About 250,000 sunflowers teeter in a field in Point de Bute, a bright yellow labyrinth inspired by low prices for wild blueberries.

Tom Trueman, who comes from a long line of farmers, saw the pricing problems coming for his blueberries and decided to diversify.

"We've been exploring ways on our farm to diversify to pick up some revenue from other sources."

This season, Trueman opened a blueberry and raspberry U-pick, built a farm stand to sell his products, and hired a company to help him plan the Canada 150-themed sunflower maze.

Farmer Tom Trueman invites the public to wander through his sunflower maze on his farm.0:43

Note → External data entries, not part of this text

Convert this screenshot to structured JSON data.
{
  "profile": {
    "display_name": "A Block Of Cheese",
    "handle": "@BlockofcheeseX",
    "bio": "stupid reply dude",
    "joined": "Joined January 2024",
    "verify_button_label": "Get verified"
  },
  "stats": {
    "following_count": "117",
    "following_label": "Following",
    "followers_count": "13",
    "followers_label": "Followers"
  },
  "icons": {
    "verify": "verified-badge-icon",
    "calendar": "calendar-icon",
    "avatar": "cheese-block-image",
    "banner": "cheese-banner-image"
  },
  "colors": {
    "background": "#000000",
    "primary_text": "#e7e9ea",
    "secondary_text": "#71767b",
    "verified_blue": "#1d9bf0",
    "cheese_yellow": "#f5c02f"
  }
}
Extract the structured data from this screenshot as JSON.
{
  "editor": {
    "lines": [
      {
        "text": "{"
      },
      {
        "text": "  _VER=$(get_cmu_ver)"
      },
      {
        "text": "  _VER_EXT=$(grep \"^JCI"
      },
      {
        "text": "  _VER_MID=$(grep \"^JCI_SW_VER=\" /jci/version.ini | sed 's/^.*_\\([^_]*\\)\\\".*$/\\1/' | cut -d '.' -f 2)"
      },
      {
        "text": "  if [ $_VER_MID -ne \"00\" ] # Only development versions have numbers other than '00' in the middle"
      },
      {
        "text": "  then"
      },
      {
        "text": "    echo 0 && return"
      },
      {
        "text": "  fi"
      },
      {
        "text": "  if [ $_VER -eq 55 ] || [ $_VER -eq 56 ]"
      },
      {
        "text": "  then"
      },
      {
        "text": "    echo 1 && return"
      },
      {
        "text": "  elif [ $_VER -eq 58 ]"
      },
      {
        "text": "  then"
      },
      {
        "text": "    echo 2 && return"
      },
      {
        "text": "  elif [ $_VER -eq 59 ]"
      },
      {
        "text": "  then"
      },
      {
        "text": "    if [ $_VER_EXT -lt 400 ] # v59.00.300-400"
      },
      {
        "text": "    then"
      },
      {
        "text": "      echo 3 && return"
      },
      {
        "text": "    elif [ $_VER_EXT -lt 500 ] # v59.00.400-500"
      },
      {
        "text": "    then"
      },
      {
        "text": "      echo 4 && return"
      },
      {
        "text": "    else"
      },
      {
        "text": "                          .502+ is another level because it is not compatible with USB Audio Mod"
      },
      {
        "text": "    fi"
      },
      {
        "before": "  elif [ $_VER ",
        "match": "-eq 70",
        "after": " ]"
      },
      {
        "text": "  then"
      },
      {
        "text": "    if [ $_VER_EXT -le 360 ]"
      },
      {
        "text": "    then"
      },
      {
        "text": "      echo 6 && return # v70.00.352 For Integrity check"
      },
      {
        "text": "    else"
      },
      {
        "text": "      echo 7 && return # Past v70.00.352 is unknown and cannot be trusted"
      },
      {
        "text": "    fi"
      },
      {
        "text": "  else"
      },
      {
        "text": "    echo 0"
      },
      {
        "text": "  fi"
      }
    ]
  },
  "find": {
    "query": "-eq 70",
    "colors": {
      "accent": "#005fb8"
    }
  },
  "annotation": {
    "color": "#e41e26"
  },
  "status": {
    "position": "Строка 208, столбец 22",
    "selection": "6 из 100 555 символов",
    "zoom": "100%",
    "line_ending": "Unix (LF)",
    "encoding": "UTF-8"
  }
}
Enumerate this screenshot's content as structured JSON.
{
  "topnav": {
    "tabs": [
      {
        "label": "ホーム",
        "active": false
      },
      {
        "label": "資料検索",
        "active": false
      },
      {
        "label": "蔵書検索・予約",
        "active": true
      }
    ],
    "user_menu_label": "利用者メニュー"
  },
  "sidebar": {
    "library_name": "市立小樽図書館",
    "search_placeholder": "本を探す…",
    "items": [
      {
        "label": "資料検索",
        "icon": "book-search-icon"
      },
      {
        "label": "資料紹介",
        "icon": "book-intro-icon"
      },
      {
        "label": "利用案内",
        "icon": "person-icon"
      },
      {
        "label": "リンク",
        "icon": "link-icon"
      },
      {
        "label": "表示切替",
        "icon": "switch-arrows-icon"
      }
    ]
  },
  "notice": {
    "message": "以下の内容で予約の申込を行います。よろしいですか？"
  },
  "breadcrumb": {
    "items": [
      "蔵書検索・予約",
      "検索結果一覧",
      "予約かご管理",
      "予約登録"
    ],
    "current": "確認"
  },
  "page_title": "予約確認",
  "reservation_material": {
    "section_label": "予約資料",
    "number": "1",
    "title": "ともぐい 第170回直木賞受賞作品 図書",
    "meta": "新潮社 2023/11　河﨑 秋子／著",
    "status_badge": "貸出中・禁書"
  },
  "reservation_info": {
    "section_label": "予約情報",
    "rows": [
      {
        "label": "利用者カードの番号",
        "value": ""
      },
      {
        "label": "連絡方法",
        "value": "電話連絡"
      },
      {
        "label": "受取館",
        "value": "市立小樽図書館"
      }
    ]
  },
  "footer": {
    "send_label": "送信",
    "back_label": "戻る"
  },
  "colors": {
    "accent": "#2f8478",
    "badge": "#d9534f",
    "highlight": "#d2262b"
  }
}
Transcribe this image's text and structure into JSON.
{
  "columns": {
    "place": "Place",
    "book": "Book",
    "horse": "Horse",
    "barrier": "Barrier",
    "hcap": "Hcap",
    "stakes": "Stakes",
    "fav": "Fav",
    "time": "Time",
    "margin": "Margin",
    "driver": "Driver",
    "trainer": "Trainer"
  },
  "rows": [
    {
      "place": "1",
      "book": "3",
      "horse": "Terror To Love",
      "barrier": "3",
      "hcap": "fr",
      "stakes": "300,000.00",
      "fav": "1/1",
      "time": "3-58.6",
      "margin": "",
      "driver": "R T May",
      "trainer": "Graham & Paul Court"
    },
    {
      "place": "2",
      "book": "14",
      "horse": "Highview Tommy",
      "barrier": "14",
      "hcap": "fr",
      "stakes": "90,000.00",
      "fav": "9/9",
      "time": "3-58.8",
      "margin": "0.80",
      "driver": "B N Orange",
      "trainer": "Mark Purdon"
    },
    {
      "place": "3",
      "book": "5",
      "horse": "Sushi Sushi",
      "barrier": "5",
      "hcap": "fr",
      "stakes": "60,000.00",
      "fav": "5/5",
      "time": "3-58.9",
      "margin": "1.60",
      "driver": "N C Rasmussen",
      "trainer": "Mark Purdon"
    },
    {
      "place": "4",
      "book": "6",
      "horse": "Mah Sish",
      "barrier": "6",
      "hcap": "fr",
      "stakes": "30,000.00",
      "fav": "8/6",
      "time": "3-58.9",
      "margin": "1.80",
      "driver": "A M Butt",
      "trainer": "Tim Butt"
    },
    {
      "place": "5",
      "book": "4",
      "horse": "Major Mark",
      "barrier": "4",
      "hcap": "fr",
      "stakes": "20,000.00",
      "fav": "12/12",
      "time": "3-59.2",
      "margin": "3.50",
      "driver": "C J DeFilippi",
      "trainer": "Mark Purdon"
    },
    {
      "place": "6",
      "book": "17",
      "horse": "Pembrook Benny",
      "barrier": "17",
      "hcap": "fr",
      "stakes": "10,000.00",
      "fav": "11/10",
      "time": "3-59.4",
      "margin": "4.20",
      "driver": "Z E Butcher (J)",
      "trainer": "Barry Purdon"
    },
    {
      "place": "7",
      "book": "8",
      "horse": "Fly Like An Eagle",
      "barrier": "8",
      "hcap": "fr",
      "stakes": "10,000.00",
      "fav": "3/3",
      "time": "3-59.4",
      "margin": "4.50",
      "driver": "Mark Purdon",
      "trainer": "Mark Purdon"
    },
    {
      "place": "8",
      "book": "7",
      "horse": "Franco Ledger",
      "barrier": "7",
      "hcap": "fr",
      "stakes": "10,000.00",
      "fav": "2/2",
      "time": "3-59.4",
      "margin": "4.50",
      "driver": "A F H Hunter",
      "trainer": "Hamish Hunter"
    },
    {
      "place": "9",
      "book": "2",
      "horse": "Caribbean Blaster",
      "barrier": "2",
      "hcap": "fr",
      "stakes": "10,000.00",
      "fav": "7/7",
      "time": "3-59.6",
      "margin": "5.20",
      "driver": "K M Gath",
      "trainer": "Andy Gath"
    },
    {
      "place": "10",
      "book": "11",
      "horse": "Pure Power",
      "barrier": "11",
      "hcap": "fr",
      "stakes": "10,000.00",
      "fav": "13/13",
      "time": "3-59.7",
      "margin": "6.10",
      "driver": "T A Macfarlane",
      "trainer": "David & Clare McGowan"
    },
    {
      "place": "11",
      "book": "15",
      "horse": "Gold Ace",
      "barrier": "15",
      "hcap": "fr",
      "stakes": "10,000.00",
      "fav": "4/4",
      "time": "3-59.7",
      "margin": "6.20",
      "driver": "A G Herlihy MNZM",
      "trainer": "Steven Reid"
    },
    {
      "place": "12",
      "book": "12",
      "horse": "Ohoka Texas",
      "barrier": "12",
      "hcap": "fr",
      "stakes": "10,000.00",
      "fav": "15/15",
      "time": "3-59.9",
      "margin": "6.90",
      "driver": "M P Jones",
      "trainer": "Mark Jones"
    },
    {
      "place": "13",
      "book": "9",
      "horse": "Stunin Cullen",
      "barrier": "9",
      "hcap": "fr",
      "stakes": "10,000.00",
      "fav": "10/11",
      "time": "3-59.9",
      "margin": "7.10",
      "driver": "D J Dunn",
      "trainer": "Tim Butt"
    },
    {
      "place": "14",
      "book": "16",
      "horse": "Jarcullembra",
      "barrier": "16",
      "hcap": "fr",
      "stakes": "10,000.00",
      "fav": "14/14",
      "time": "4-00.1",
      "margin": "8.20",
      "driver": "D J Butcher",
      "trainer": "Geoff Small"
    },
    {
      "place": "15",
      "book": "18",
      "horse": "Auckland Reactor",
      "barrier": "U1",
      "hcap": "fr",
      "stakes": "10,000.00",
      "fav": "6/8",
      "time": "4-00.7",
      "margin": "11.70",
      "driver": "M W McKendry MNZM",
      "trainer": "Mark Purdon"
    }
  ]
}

"I'm the eighth generation on the farm and I don't think any generation ever did whatever the previous ones did," Trueman said.

"You always have to be dynamic in your business and look for new opportunities."

To Trueman's knowledge this is the only sunflower maze in New Brunswick.

He hopes to leverage that into a tourist attraction. While the maze is not on a main road, not far away is the intersection where Highway 2 crosses Highway 16. It's the main route from New Brunswick through to Nova Scotia, and P.E.I.

Trueman maze

With the help of professionals, Tom Trueman designed a six-acre maze, which required planting 250,000 sunflower seeds. (Submitted)

"Summertime traffic is 10 to 15,000 cars a day travel within a kilometre of our operation, so we thought we could leverage that into something that would drive people in and give both locals and tourist traffic an opportunity to experience agricultural life in this part of the world."

Diana Blenkhorn brought her two granddaughters to try the maze on their last day of summer vacation. 

"I thought it was fabulous," she said. "We need more things like this in Atlantic Canada."

Elle and Chloe Stubbert

Elle, left, and Chloe Stubbert enjoyed the maze on their last day of summer vacation. 'It was hard but it was fun,' nine-year-old Elle said. (CBC)

Nine-year-old Elle Stubbert agreed with her grandmother and said the experience was fun.

"My favourite part is looking at all the pretty sunflowers and just going through the maze."

And that isn't as easy as it looks, Elle said.

Even Trueman admitted to getting lost while mowing the path through the maze.

"Every time I go through it — but I always find my way out so I guess that's the fun of the maze."

Trueman maze

Tom Trueman says he planted sunflowers because he 'wanted to be a little different' and, as the operator of commercial bee hives, knew these plants were popular with 'our pollinators.' (Tori Weldon/CBC)